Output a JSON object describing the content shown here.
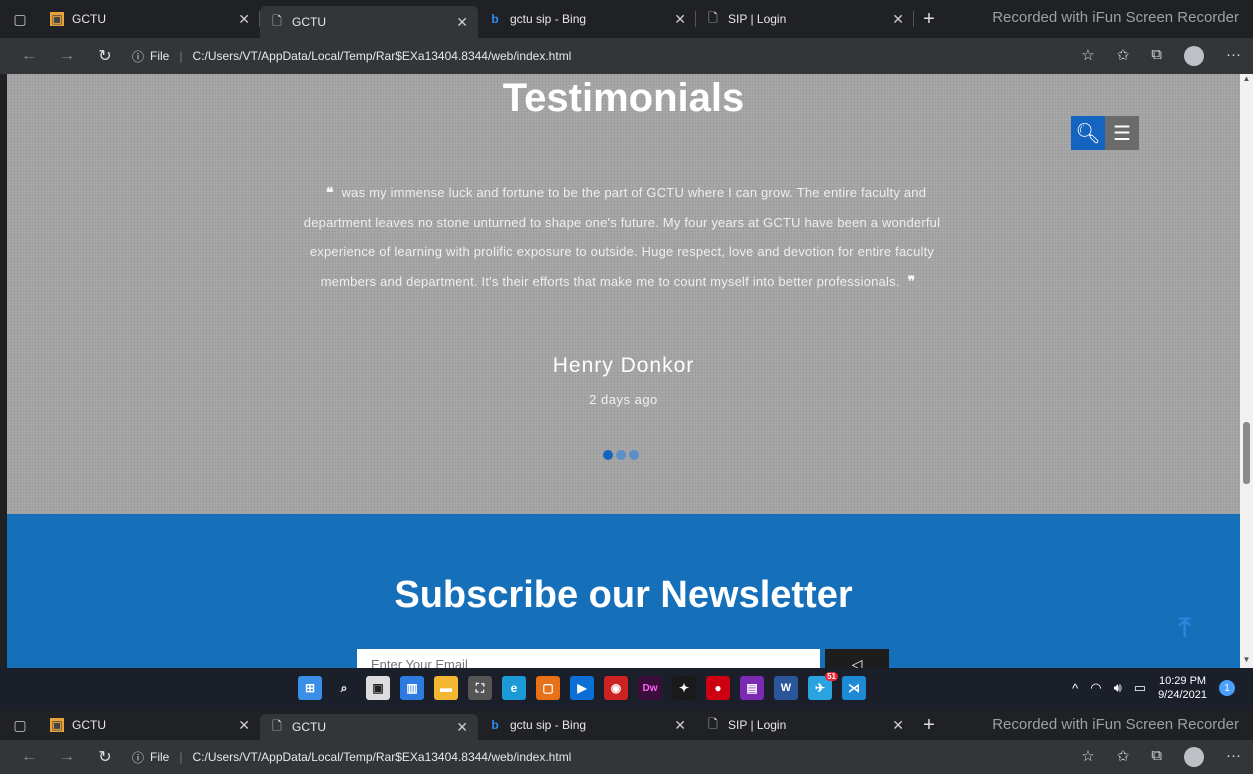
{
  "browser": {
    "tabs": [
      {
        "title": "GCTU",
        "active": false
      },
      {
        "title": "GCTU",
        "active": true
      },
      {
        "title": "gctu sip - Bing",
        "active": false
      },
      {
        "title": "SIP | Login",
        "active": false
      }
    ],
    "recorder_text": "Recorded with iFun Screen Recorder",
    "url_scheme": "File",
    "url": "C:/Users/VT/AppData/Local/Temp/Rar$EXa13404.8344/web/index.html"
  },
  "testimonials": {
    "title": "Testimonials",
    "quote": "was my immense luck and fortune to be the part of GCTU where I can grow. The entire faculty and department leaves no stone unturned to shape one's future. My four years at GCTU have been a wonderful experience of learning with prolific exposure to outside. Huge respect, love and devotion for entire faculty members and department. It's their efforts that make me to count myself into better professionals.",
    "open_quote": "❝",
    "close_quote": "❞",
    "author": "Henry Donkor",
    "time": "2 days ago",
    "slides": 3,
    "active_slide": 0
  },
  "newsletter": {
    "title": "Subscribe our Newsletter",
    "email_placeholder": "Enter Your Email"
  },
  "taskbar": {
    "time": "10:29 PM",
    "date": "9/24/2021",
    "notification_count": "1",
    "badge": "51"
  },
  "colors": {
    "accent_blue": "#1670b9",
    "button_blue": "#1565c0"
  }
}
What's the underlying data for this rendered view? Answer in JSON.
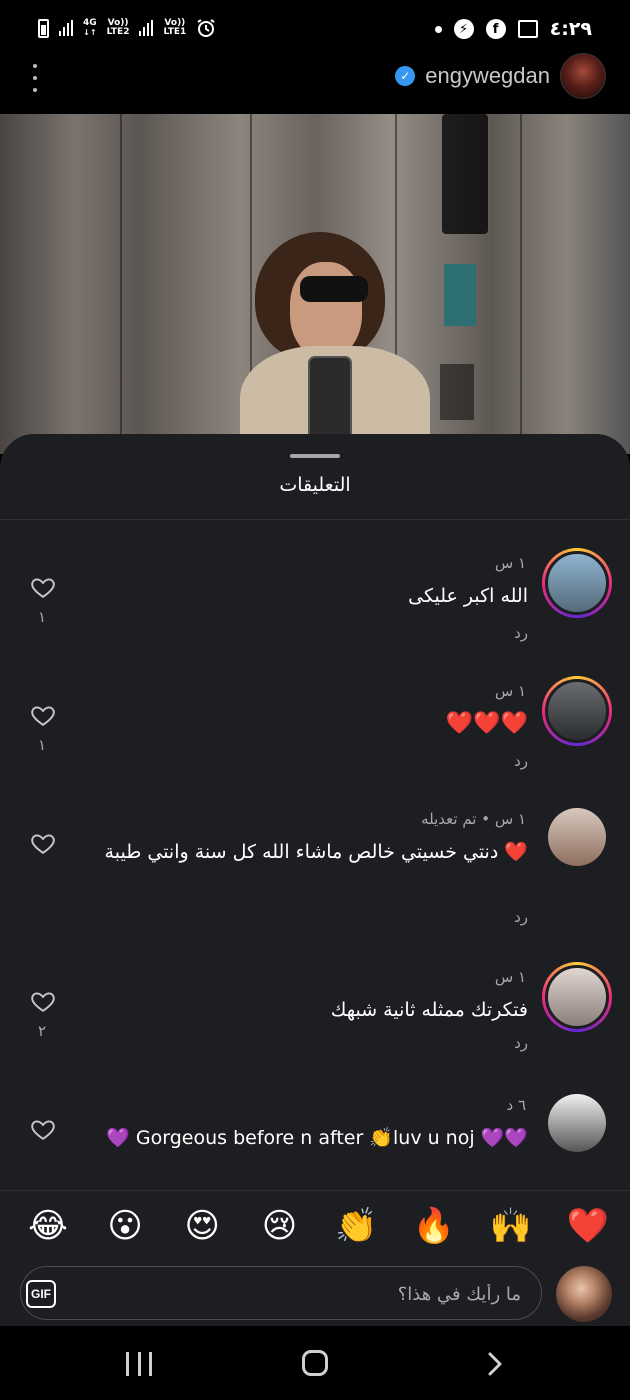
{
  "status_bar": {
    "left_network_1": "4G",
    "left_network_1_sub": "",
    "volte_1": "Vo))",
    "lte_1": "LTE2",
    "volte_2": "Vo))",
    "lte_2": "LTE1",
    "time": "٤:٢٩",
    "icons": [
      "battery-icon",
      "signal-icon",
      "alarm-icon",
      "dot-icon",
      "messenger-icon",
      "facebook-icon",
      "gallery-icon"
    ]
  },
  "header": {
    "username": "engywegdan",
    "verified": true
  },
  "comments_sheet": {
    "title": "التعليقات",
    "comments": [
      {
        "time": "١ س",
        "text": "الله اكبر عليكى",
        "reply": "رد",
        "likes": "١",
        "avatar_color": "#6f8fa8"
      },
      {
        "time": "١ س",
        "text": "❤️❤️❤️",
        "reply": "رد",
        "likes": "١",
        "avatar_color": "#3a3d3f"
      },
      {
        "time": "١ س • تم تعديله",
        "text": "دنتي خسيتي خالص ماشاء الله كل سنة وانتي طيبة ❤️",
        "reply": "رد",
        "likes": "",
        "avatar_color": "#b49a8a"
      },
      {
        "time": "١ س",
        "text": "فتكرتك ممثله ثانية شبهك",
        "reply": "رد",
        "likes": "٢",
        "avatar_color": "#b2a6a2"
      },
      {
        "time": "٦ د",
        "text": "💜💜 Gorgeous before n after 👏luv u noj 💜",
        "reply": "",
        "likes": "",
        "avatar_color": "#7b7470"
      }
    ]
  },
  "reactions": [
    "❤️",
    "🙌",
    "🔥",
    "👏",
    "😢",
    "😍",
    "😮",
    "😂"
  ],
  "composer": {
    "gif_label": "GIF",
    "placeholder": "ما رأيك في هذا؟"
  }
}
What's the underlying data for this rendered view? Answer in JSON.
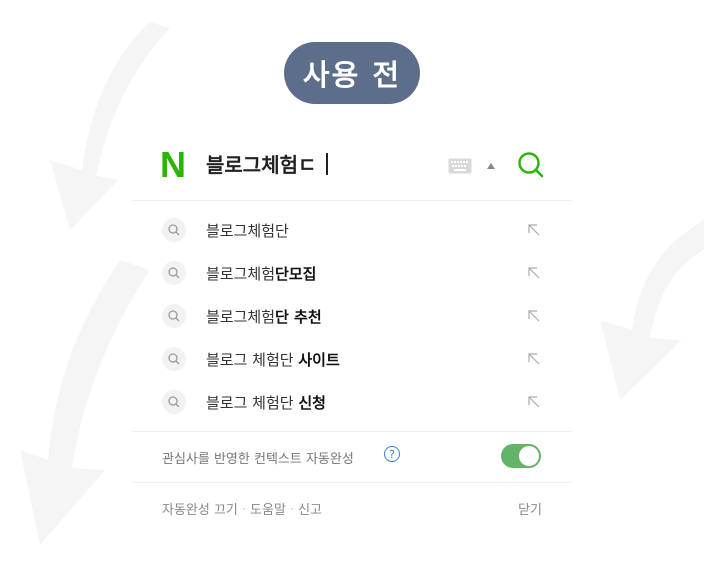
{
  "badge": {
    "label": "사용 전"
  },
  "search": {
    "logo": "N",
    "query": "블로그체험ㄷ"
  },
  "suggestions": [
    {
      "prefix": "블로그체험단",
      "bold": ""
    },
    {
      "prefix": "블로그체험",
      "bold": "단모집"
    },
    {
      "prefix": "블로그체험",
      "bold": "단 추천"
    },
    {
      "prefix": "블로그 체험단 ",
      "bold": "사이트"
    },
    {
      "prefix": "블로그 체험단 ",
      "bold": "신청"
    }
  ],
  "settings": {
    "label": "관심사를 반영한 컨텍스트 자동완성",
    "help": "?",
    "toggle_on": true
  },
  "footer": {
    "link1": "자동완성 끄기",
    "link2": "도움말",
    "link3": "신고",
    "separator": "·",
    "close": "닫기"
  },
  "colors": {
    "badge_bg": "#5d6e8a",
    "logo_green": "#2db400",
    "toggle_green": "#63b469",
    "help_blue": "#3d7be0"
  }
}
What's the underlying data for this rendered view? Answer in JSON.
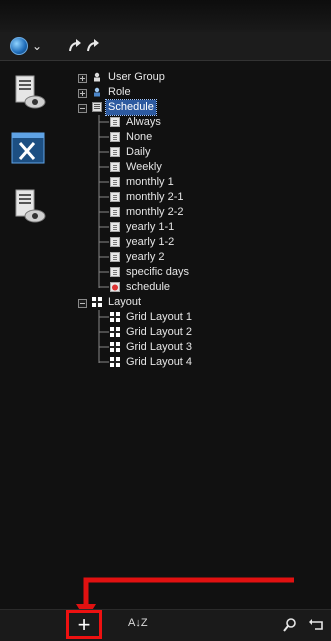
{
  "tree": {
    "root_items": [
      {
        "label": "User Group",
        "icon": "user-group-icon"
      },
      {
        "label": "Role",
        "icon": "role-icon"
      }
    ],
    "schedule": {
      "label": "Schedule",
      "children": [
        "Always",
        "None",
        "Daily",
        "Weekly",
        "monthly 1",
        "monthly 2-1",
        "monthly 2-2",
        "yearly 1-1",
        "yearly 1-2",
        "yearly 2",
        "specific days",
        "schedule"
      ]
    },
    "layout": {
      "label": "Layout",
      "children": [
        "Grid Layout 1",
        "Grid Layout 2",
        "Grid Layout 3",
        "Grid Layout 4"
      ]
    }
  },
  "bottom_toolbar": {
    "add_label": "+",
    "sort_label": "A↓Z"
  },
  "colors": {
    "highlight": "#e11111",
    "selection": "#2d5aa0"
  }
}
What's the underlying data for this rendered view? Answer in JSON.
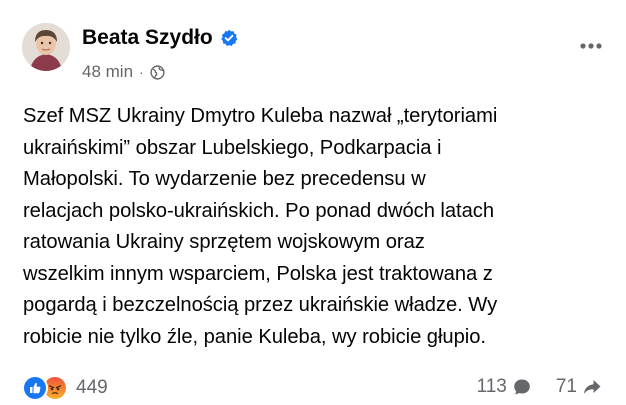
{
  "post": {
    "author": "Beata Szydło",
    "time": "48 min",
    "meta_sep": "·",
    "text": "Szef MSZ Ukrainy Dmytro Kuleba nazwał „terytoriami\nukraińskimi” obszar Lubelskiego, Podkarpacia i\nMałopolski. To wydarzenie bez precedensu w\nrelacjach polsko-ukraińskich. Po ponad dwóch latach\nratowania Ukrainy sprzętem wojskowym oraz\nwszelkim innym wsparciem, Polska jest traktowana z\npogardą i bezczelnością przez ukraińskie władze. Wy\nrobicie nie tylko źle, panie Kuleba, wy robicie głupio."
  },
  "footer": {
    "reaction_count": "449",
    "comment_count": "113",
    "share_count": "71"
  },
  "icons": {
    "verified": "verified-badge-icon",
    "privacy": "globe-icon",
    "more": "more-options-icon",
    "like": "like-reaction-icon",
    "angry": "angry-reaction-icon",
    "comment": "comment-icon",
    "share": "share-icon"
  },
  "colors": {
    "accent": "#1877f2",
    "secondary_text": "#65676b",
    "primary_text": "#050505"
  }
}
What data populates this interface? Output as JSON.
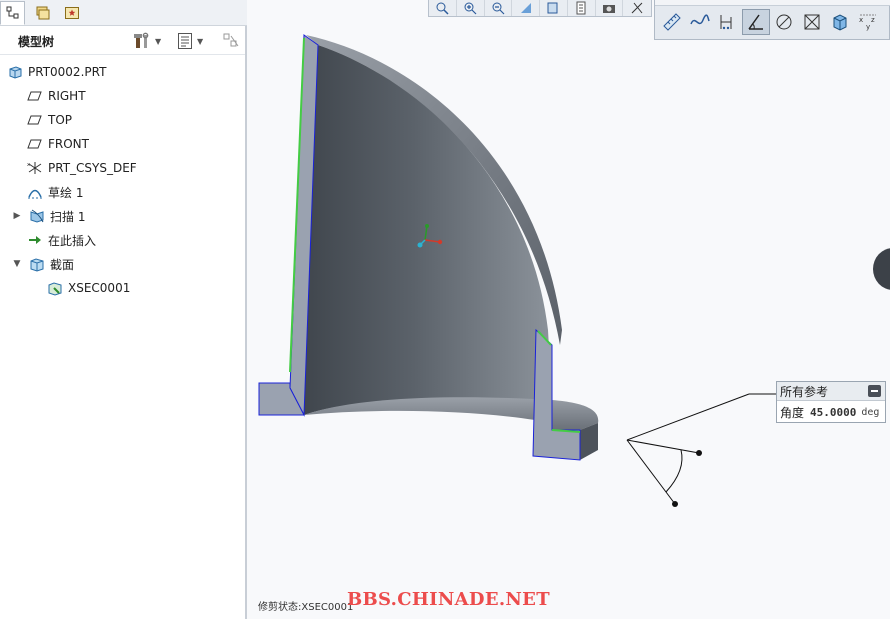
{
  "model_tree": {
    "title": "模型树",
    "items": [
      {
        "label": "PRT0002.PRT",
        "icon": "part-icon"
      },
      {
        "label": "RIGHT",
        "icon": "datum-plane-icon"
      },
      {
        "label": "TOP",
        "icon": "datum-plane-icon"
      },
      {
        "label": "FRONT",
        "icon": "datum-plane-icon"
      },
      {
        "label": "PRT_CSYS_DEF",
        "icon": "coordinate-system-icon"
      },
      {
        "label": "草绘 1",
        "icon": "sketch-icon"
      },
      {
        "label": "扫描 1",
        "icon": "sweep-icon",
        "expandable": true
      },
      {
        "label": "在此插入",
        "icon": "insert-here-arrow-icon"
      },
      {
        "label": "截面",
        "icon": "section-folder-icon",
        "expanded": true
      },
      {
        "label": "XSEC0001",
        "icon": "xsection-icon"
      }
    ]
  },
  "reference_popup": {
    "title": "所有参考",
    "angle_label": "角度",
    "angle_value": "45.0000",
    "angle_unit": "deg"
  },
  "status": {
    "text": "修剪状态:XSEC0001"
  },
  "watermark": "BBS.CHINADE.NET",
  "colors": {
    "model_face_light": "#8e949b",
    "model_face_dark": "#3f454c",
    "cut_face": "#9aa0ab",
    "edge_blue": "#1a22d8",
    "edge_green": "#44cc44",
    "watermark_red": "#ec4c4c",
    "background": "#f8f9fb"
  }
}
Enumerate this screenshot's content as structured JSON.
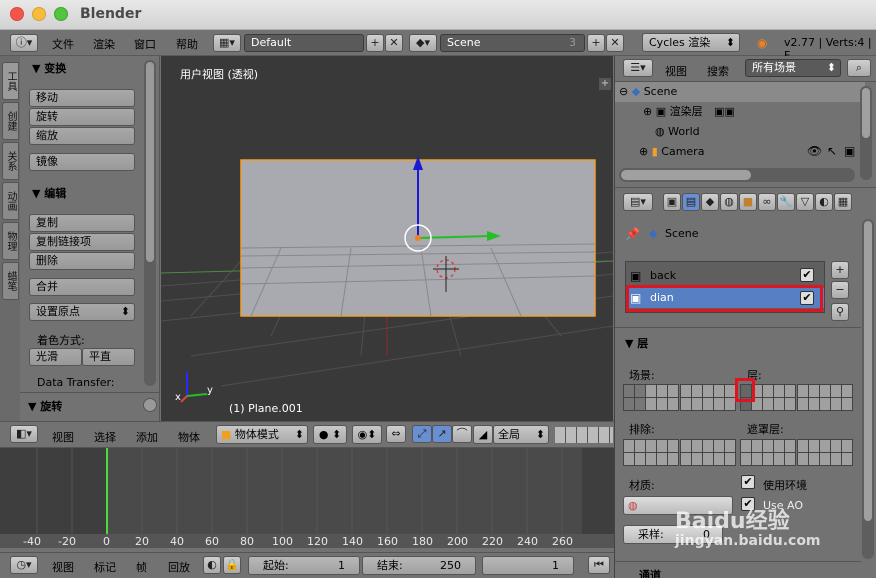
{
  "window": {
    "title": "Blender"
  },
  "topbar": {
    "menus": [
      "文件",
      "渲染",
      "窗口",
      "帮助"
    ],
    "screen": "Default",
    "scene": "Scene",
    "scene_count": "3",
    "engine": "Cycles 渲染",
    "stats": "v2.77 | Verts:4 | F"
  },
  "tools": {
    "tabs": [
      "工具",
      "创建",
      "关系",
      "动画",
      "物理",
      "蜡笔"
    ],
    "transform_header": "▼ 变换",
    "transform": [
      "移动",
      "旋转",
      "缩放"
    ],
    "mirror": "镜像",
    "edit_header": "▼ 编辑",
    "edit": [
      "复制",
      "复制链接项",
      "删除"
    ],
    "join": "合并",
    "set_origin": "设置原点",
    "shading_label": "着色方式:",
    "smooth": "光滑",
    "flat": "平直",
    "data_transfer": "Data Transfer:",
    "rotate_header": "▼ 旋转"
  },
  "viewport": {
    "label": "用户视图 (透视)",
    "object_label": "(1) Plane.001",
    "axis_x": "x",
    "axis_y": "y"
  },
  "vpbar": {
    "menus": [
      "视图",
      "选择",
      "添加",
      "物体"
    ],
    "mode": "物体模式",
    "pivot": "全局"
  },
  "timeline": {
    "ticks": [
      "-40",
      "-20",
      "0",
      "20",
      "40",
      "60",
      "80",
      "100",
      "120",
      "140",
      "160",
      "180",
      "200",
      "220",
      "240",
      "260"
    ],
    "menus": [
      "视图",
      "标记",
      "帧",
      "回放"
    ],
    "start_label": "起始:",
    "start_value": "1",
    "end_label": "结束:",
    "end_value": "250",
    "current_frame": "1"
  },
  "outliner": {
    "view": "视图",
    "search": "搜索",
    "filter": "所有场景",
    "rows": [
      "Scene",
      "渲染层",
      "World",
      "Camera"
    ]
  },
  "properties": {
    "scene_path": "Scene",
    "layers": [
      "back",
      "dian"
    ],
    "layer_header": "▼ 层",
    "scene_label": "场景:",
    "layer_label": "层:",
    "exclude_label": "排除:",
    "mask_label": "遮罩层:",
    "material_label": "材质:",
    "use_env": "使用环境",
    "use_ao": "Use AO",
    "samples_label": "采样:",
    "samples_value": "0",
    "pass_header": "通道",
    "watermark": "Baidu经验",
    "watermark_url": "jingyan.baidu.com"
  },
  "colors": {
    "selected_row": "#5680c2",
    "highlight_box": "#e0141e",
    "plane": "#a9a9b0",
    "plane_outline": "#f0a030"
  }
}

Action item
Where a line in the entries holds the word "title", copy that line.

Expected answer
        "title": "GCTU",
        "title": "GCTU",
        "title": "gctu sip - Bing",
        "title": "SIP | Login",
    "title": "Testimonials",
    "title": "Subscribe our Newsletter",
    "title": "التعليقات",
    "title": "模型树",
    "title": "所有参考",
    "title": "Blender"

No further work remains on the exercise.